The founder of collapsed cryptocurrency exchange FTX has pleaded not guilty to charges of cheating investors out of billions of dollars.
Wearing a blue suit, white shirt and spotted blue tie, the 30-year-old took to the stand at a federal court in Manhattan, accused of using customer deposits to purchase property, make huge political donations, and illegally support his hedge fund Alameda Research.
Asked how he pleaded to eight charges by US district judge Lewis Kaplan, the Californian’s lawyer simply replied “not guilty”.
Two of SBF’s colleagues – Caroline Ellison who headed up Alameda, and FTX co-founder Gary Wang – have already pleaded guilty to civil and criminal charges of conspiracy and fraud. Both have made agreements to fully cooperate with government investigations.
Bankman-Fried was freed on a $250m bond last month following extradition from his home in the Bahamas to his native US.
If convicted of all charges, the Massachusetts Institute of Technology graduate could face a prison sentence adding up to 115 years.
Since 2019 he amassed an eye-watering net worth of $26 billion until a wave of suspicious withdrawals in November exposed a web of serious problems with the FTX platform and its ties to Alameda, leading to the sudden collapse of the massive exchange.
Investor funds evaporated with SBF’s own personal fortune as he appeared on a series of internet interviews apologising for the collapse while claiming he was left with just $100,000 in his bank account.
Earlier today, lawyers representing Bankman-Fried sent a letter to Judge Kaplan asking that the identities of two people who agreed to sign his $250m bond be kept secret, claiming they faced harassment.
Until his court appearance today, he was ordered to stay in his parents’ home in Palo Alto, California, and required to undergo drug and mental health counselling, and refrain from any business transactions that exceed $1,000.
A trial date has been set for October 2 2023.
The defendant faces eight criminal counts, including conspiracy to commit money laundering and wire fraud.

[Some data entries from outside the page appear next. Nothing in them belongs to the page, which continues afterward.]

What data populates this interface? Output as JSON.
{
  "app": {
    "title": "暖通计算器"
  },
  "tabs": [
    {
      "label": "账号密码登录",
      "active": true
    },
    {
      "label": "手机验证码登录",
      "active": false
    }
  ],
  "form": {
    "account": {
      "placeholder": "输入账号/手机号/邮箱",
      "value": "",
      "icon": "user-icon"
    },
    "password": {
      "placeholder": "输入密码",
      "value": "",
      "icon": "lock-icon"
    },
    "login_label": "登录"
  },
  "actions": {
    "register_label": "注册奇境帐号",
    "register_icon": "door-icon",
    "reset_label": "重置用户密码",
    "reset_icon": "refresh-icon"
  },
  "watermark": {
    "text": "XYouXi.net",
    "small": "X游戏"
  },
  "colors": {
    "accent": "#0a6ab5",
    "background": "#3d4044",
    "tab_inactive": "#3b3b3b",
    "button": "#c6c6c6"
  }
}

Federal prosecutor Danielle Sassoon told the court she estimated a trial could take four weeks, adding that the government will now turn over many thousands of documents in evidence to defence lawyers.